BREAKING: Supreme Court Overturns Roe v. Wade

A historic decision passed down by the highest court in the land turns back the tide of over 50 years of bloodshed.

Pro-life supporters participate in the 46th annual March for Life in Washington, DC.
Pro-life supporters participate in the 46th annual March for Life in Washington, DC. (photo: Jeffrey Bruno / Shutterstock)

WASHINGTON — The Supreme Court has overturned Roe v. Wade in a historic decision released June 24 that brings a sudden and dramatic end to nearly a half-century of nationwide legalized abortion in the U.S. 

 The opinion, in the Mississippi abortion case Dobbs v. Jackson Women’s Health Organization, is widely seen as the Supreme Court’s most highly anticipated and consequential ruling since Roe. It not only overturns Roe, the landmark 1973 abortion case, but also Planned Parenthood v. Casey, a 1992 decision that affirmed Roe.

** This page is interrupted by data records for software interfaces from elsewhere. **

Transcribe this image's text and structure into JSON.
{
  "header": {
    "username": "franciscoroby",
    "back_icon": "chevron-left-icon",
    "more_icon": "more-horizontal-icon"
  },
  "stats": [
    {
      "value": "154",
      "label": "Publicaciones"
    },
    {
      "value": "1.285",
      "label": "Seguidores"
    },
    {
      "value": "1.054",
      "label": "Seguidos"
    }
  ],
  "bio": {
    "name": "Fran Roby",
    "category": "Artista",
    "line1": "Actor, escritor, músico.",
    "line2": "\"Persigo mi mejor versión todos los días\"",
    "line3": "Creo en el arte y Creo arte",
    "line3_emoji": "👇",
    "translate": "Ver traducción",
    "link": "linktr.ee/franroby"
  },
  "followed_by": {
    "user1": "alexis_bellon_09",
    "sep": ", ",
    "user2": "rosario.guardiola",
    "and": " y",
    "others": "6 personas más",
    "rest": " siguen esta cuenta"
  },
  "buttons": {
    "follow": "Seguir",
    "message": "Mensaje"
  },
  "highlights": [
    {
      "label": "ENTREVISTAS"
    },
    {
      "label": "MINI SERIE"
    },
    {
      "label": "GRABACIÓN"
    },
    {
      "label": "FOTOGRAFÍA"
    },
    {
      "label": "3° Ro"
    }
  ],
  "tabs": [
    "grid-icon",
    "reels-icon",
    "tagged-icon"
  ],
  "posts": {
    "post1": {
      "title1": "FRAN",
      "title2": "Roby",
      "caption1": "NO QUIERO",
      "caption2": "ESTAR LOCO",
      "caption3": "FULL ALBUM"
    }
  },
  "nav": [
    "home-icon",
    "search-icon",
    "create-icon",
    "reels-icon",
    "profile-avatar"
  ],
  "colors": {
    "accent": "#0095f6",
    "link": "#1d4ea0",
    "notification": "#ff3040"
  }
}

“Abortion presents a profound moral question. The Constitution does not prohibit the citizens of each State from regulating or prohibiting abortion. Roe and Casey arrogated that authority,” the opinion states. “We now overrule these decisions and return that authority to the people and their elected representatives.”

 The decision does not ban or criminalize abortion, nor does it recognize an unborn child’s constitutional right to life. But in one, breathtaking stroke, the court’s action sweeps away entrenched legal barriers, created and strictly enforced by the federal judiciary, that for decades have blocked states like Mississippi from heavily restricting or prohibiting the killing of unborn children in the womb.

 In the process, the decision ushers in a new era of abortion politics in the U.S., with the battleground now shifting to state legislatures. Those democratically elected bodies are now free to debate and regulate abortion as they see fit, as happened throughout American history before the Supreme Court federalized the issue.

 At the same time, the ruling marks a watershed moment for the Catholic Church and the wider pro-life movement in the United States, which have painstakingly sought Roe’s reversal since the landmark 7-2 decision was handed down on Jan. 22, 1973.

 The opinion was written by Associate Justice Samuel Alito Jr.; Associate Justices Clarence Thomas, Neil Gorsuch, Brett Kavanaugh and Amy Coney Barrett joined the opinion. Chief Justice John Roberts filed an opinion concurring in the judgment. Associate Justices Stephen Breyer, Sonia Sotomayor and Elena Kagan dissented.

 The outcome of Dobbs came as little surprise, since the final opinion substantially resembled a draft written by Alito in February that was leaked to the press on May 2.

In Roe v. Wade, the court ruled that states could not ban abortion before viability, which the court determined to be 24 to 28 weeks into pregnancy. Nearly 20 years later, the court upheld Roe in Planned Parenthood v. Casey. The 1992 ruling said that while states could regulate pre-viability abortions, they could not enforce an “undue burden,” defined by the court as “a substantial obstacle in the path of a woman seeking an abortion of a nonviable fetus.”

 Mississippi’s Gestational Age Act, the subject of the Dobbs case, directly challenged both decisions because it bans abortion after 15 weeks, well before the point of viability.

 

 

José Benlliure Ortiz, “Leaving Mass in Rocafort,” 1915

On Suffering and Hope and Forever

‘In the Eucharist the sacrifice of Christ becomes also the sacrifice of the members of his Body. The lives of the faithful, their praise, sufferings, prayer, and work, are united with those of Christ and with his total offering, and so acquire a new value. Christ’s sacrifice present on the altar makes it possible for all generations of Christians to be united with his offering.’ (CCC 1368)

José Benlliure Ortiz, “Leaving Mass in Rocafort,” 1915

On Suffering and Hope and Forever

‘In the Eucharist the sacrifice of Christ becomes also the sacrifice of the members of his Body. The lives of the faithful, their praise, sufferings, prayer, and work, are united with those of Christ and with his total offering, and so acquire a new value. Christ’s sacrifice present on the altar makes it possible for all generations of Christians to be united with his offering.’ (CCC 1368)